Late that afternoon as Jen left the house and started to drive away, a strange sound whizzed across the open front car windows from the driver’s side through the passenger side. She was startled by the sound. Her heart began to pound. Jen glanced over at the thicket of overgrown shrubs and trees to the side of the grounds that led back into woodlands. Had the sound been a bullet? If so, it had nearly hit her. Her hands shook on the driver’s wheel as she took off at high speed.
One block away she heard the police siren and saw the flashing lights. She groaned. Not again! He signaled with his hand, pointing his index finger for her to pull over. It was all she could do not to burst into tears.

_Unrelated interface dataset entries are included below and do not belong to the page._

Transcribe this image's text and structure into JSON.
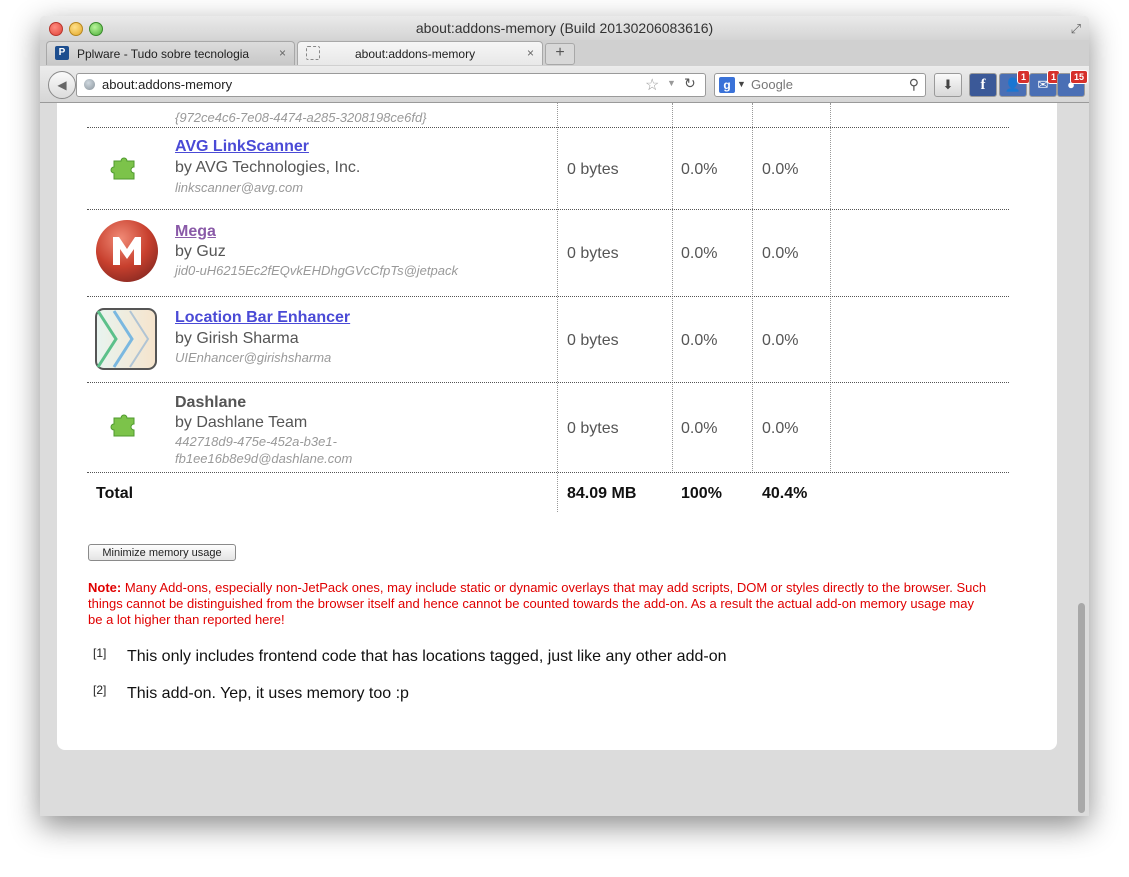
{
  "window": {
    "title": "about:addons-memory (Build 20130206083616)"
  },
  "tabs": [
    {
      "label": "Pplware - Tudo sobre tecnologia",
      "close": "×",
      "favicon": "P"
    },
    {
      "label": "about:addons-memory",
      "close": "×"
    }
  ],
  "new_tab": "+",
  "navbar": {
    "url": "about:addons-memory",
    "search_placeholder": "Google",
    "search_engine": "g"
  },
  "toolbar_badges": {
    "friends": "1",
    "messages": "1",
    "notifications": "15"
  },
  "addons": [
    {
      "name": "",
      "author": "",
      "id": "{972ce4c6-7e08-4474-a285-3208198ce6fd}",
      "memory": "",
      "pct_addons": "",
      "pct_total": "",
      "icon": "puzzle-icon",
      "style": "plain"
    },
    {
      "name": "AVG LinkScanner",
      "author": "by AVG Technologies, Inc.",
      "id": "linkscanner@avg.com",
      "memory": "0 bytes",
      "pct_addons": "0.0%",
      "pct_total": "0.0%",
      "icon": "puzzle-icon",
      "style": "link"
    },
    {
      "name": "Mega",
      "author": "by Guz",
      "id": "jid0-uH6215Ec2fEQvkEHDhgGVcCfpTs@jetpack",
      "memory": "0 bytes",
      "pct_addons": "0.0%",
      "pct_total": "0.0%",
      "icon": "mega-logo-icon",
      "style": "visited"
    },
    {
      "name": "Location Bar Enhancer",
      "author": "by Girish Sharma",
      "id": "UIEnhancer@girishsharma",
      "memory": "0 bytes",
      "pct_addons": "0.0%",
      "pct_total": "0.0%",
      "icon": "location-bar-enhancer-icon",
      "style": "link"
    },
    {
      "name": "Dashlane",
      "author": "by Dashlane Team",
      "id": "442718d9-475e-452a-b3e1-\nfb1ee16b8e9d@dashlane.com",
      "memory": "0 bytes",
      "pct_addons": "0.0%",
      "pct_total": "0.0%",
      "icon": "puzzle-icon",
      "style": "plain"
    }
  ],
  "total": {
    "label": "Total",
    "memory": "84.09 MB",
    "pct_addons": "100%",
    "pct_total": "40.4%"
  },
  "minimize_button": "Minimize memory usage",
  "note": {
    "prefix": "Note:",
    "text": " Many Add-ons, especially non-JetPack ones, may include static or dynamic overlays that may add scripts, DOM or styles directly to the browser. Such things cannot be distinguished from the browser itself and hence cannot be counted towards the add-on. As a result the actual add-on memory usage may be a lot higher than reported here!"
  },
  "footnotes": [
    {
      "mark": "[1]",
      "text": "This only includes frontend code that has locations tagged, just like any other add-on"
    },
    {
      "mark": "[2]",
      "text": "This add-on. Yep, it uses memory too :p"
    }
  ]
}
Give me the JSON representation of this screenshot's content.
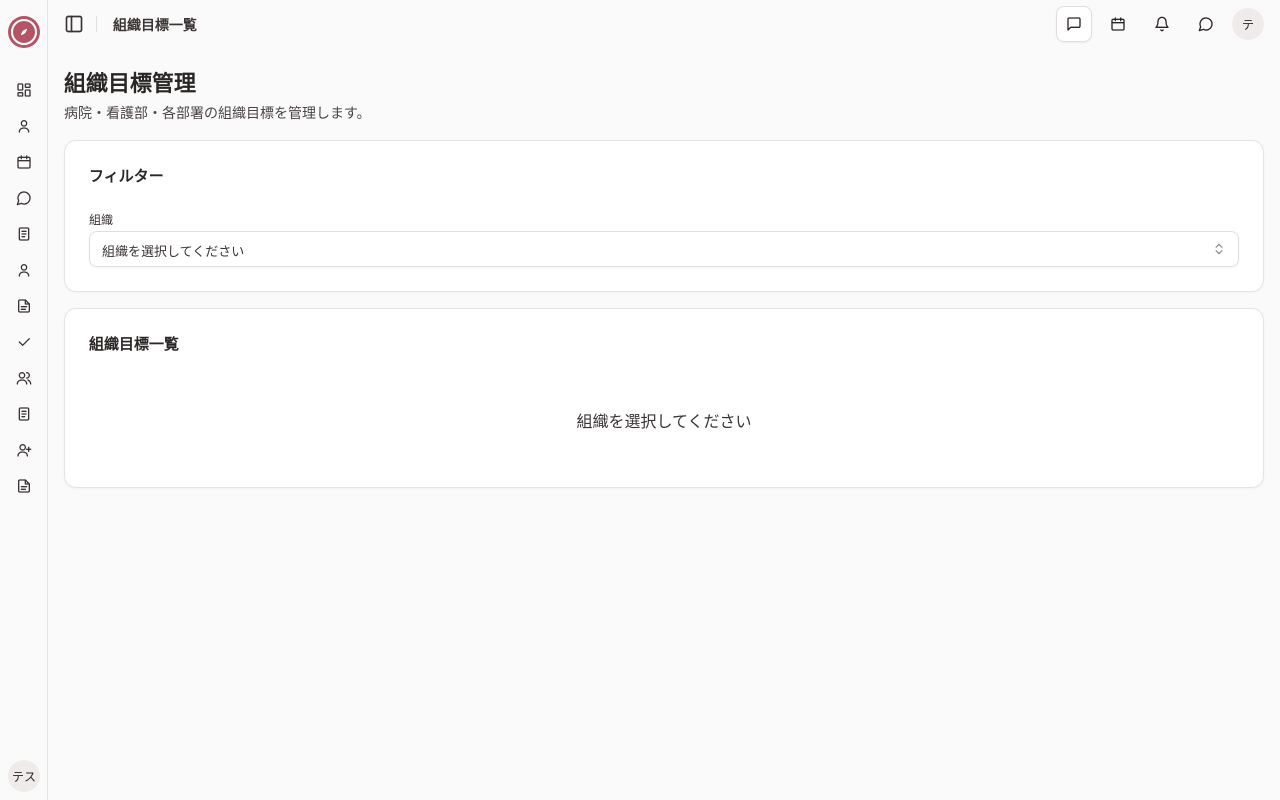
{
  "header": {
    "title": "組織目標一覧",
    "user_initial": "テ"
  },
  "sidebar": {
    "user_label": "テス",
    "items": [
      {
        "icon": "dashboard-icon"
      },
      {
        "icon": "user-icon"
      },
      {
        "icon": "calendar-icon"
      },
      {
        "icon": "message-icon"
      },
      {
        "icon": "notebook-icon"
      },
      {
        "icon": "user-icon"
      },
      {
        "icon": "document-icon"
      },
      {
        "icon": "check-icon"
      },
      {
        "icon": "users-icon"
      },
      {
        "icon": "notebook-icon"
      },
      {
        "icon": "user-plus-icon"
      },
      {
        "icon": "document-icon"
      }
    ]
  },
  "page": {
    "title": "組織目標管理",
    "description": "病院・看護部・各部署の組織目標を管理します。"
  },
  "filter": {
    "title": "フィルター",
    "org_label": "組織",
    "org_placeholder": "組織を選択してください"
  },
  "list": {
    "title": "組織目標一覧",
    "empty_message": "組織を選択してください"
  },
  "colors": {
    "brand": "#b45565",
    "background": "#fbfafa"
  }
}
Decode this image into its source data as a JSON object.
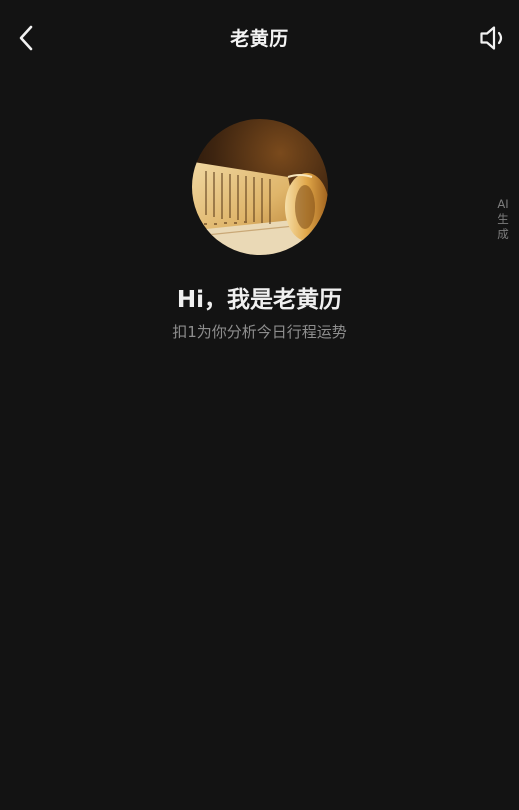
{
  "header": {
    "title": "老黄历",
    "back_icon": "chevron-left-icon",
    "sound_icon": "speaker-icon"
  },
  "avatar": {
    "description_icon": "ancient-scroll-avatar"
  },
  "ai_tag": "AI生成",
  "greeting": "Hi，我是老黄历",
  "subtitle": "扣1为你分析今日行程运势",
  "colors": {
    "background": "#131313",
    "text_primary": "#f0f0f0",
    "text_secondary": "#8e8e8e"
  }
}
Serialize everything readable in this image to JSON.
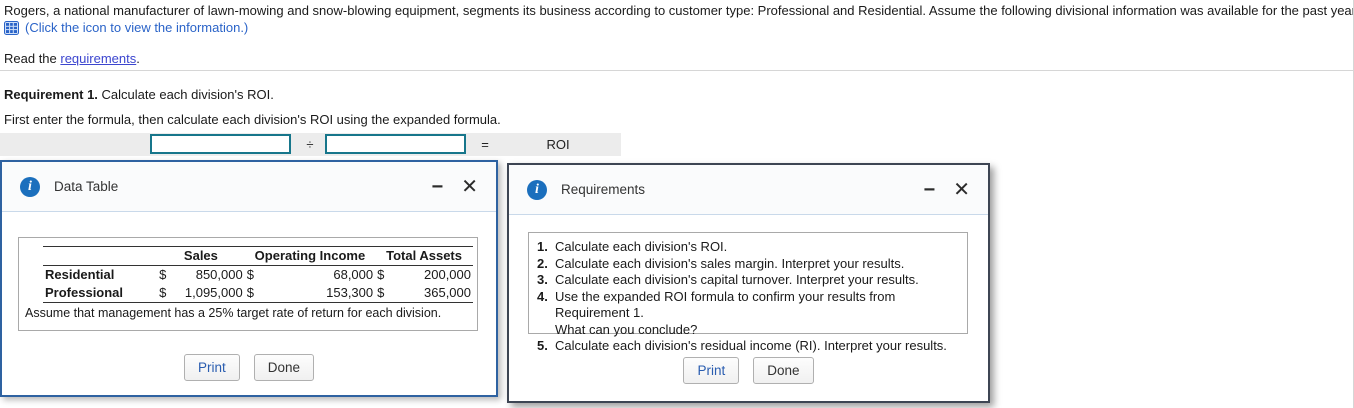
{
  "page": {
    "intro": "Rogers, a national manufacturer of lawn-mowing and snow-blowing equipment, segments its business according to customer type: Professional and Residential. Assume the following divisional information was available for the past year (in thousands of dollars):",
    "icon_caption": "(Click the icon to view the information.)",
    "read_prefix": "Read the ",
    "read_link": "requirements",
    "read_suffix": "."
  },
  "requirement1": {
    "label": "Requirement 1.",
    "text": " Calculate each division's ROI.",
    "instruction": "First enter the formula, then calculate each division's ROI using the expanded formula.",
    "formula": {
      "numerator_value": "",
      "denominator_value": "",
      "divide_sign": "÷",
      "equals_sign": "=",
      "result_label": "ROI"
    }
  },
  "data_table_window": {
    "title": "Data Table",
    "minimize_glyph": "−",
    "close_glyph": "✕",
    "table": {
      "col_headers": [
        "Sales",
        "Operating Income",
        "Total Assets"
      ],
      "rows": [
        {
          "label": "Residential",
          "sales_cur": "$",
          "sales": "850,000",
          "oi_cur": "$",
          "oi": "68,000",
          "ta_cur": "$",
          "ta": "200,000"
        },
        {
          "label": "Professional",
          "sales_cur": "$",
          "sales": "1,095,000",
          "oi_cur": "$",
          "oi": "153,300",
          "ta_cur": "$",
          "ta": "365,000"
        }
      ],
      "note": "Assume that management has a 25% target rate of return for each division."
    },
    "print_label": "Print",
    "done_label": "Done"
  },
  "requirements_window": {
    "title": "Requirements",
    "minimize_glyph": "−",
    "close_glyph": "✕",
    "items": [
      {
        "num": "1.",
        "line1": "Calculate each division's ROI.",
        "line2": ""
      },
      {
        "num": "2.",
        "line1": "Calculate each division's sales margin. Interpret your results.",
        "line2": ""
      },
      {
        "num": "3.",
        "line1": "Calculate each division's capital turnover. Interpret your results.",
        "line2": ""
      },
      {
        "num": "4.",
        "line1": "Use the expanded ROI formula to confirm your results from Requirement 1.",
        "line2": "What can you conclude?"
      },
      {
        "num": "5.",
        "line1": "Calculate each division's residual income (RI). Interpret your results.",
        "line2": ""
      }
    ],
    "print_label": "Print",
    "done_label": "Done"
  },
  "colors": {
    "window_border_blue": "#2e62a1",
    "window_border_dark": "#3d4553",
    "titlebar_bg": "#fafbfc",
    "titlebar_divider": "#c9d9ea",
    "info_icon_blue": "#1b6fbd",
    "formula_bar_bg": "#ececec",
    "input_border_teal": "#17768b",
    "link_blue": "#3c46cf",
    "caption_blue": "#2a63c8",
    "print_text_blue": "#2a5db0"
  }
}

Grant Coleman approached the car like a gunfighter in a spaghetti western. “I thought you learned something the first time,” he said. “Guess I was wrong. License and registration.” He held out his hand with a bored, impatient gesture.
“I have a very good reason for speeding.”
The smile was more of a smirk. The man was infuriating! “I’ve heard them all, but you can try.”
“As I left my grandmother’s house, a bullet passed through my car. I had the windows rolled down. So they weren’t broken, but it just missed hitting me.”
He stared at her. “Maybe it was a kid with a Beebe gun. Are you certain it was a bullet breezing by you? How familiar are you with weapons?”
“Not familiar at all, but I know what I heard.” Jen swallowed hard. “I think someone might have intended to shoot me.”
He let out a loud laugh. “In Bloomingvale? I doubt that very much.”
“So you’re not taking this seriously?” She folded her arms over her chest.
“Admit it. You’re just looking for an excuse to keep me from writing you another ticket.” His intense gray eyes bore into her like the steel blade of a dagger.
Jen raised her chin and stiffened her spine. “You are so wrong. Why don’t you check the area near the house, just to see if you can find anything.”
“Waste of time.” He leaned toward her and she felt his breath on her cheek which caused her to shiver. “Tell you what I will do though. I won’t write you a ticket this time because that’s the most creative excuse I’ve ever heard.”
“So glad I managed to amuse you,” she said.
Jen watched him drive off. He was probably still laughing, the sexy jerk. Several people had come out of their houses and were staring at her. Jen managed to restart her car and drove off before others gathered. She certainly didn’t want to make a spectacle of herself. Letting out a shaky breath, Jen wasn’t certain now if she’d really heard what she thought she had. A professional law enforcement officer didn’t think anything of it. She supposed it might have been nothing at all. Maybe it was a child with a Beebe gun as he suggested. But try as hard as she might, Jen couldn’t convince herself.

Comments welcome!